- Previous diocesan reorganisation plans were in areas with failing parishes. None of our four local parishes are failing.
- Whilst there is a lot of synergy between St Paul’s and St John’s this is far less the case with the churches in Warsash and Titchfield. These are are far more village churches with a lot less in common with St Paul’s in the areas of style and ethos.
- In this mega-parish St Paul’s would be the smallest church and therefore stands the possibility of being squeezed out.
- To amalgamate the four parishes would take a considerable amount of time, effort and energy. Whilst this could be achieved it will severely detract us from our focus on mission for a significant time.
- The diocese believes this structure will free clergy from governance and administration, however I believe it will do exactly the opposite with additional levels of governance and meetings being required.
- There are no examples in Portsmouth Diocese of any legal Team Ministries that have led to sustained growth, indeed the pattern in this diocese is of decline.
- I personally know of three examples from colleagues who have been involved in legal Team Ministries that have resulted in decline and the eventual breaking up of those Team Ministries back into individual parish churches. Personally I don’t know of any colleagues who have been part of successful legal Team Ministries that have led to sustained growth.
- There is nothing that I’m aware of within the structure of a legal Team Ministry that cannot equally be achieved within a group pf individual parishes who willingly collaborate together.

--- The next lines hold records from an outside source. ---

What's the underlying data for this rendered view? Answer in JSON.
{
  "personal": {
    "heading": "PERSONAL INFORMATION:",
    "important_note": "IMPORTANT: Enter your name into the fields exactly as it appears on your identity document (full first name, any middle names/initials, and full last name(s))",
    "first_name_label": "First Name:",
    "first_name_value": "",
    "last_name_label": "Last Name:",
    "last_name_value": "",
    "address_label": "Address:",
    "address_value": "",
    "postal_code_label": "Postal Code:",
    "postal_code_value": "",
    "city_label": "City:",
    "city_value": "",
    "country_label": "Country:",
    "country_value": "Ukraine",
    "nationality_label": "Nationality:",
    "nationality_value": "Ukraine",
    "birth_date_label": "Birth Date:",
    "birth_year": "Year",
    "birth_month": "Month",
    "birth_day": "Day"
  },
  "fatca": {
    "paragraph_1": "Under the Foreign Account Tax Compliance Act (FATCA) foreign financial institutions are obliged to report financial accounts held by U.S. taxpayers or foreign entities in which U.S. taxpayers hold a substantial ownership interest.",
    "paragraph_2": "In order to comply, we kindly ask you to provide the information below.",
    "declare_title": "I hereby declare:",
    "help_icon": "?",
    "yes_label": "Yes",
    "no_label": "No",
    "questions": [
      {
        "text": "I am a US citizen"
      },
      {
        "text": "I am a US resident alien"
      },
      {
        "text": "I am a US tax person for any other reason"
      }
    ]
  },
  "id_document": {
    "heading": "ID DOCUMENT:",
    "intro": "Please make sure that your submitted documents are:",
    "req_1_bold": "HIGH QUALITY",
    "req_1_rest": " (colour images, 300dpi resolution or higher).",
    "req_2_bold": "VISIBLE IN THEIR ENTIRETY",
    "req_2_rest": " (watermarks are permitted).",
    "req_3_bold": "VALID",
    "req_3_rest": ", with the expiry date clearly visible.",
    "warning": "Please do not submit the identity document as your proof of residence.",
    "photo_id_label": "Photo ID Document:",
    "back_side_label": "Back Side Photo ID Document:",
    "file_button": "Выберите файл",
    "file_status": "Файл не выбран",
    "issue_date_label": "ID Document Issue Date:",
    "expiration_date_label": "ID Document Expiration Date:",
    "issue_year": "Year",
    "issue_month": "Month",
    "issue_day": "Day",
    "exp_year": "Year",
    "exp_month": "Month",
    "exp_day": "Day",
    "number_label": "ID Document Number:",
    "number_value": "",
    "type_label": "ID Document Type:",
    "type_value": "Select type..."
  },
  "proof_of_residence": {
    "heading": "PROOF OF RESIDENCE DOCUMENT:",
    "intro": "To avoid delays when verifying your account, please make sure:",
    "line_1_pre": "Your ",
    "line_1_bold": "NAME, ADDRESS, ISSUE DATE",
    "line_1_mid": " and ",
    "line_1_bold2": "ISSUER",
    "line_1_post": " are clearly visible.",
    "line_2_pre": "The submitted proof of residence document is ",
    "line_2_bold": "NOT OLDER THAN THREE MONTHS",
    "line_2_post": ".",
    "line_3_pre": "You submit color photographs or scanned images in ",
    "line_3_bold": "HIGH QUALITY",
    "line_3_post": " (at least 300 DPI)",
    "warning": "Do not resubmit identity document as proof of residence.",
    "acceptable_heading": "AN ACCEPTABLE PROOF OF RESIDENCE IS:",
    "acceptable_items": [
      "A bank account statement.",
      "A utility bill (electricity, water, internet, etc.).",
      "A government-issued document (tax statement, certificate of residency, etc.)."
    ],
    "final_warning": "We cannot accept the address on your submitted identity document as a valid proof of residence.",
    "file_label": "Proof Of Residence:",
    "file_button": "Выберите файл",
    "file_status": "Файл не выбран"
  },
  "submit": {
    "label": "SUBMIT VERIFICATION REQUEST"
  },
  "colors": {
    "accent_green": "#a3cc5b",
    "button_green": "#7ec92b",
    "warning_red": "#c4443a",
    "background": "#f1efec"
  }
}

The process of planning the restructuring of parishes and churches across the diocese started as a bottom up process where plans were to be locally rooted and based on the extensive local knowledge of clergy, churchwardens and PCCs. Amongst the clergy there is also a wealth of previous experience from many parts of the Church of England of differing church structures. This local knowledge and experience is a vital part of any restructuring at a time when the senior leadership of the diocese has undergone significant changes of personnel who now know little of the local contexts. Sadly, at present, the process appears to have switched to a top down process where local churches will have little say in the primary ways in which churches are restructured and only an input on how this is implemented locally.
Thankfully the breakneck speed of this process has recently been slowed to allow greater time for conversations and for plans to be developed. However the need for change has not gone away and any outcome is almost certain to include significant change for our church community and for me personally.
Questions and comments are welcomed. Please either comment here or send me an email at email@example.com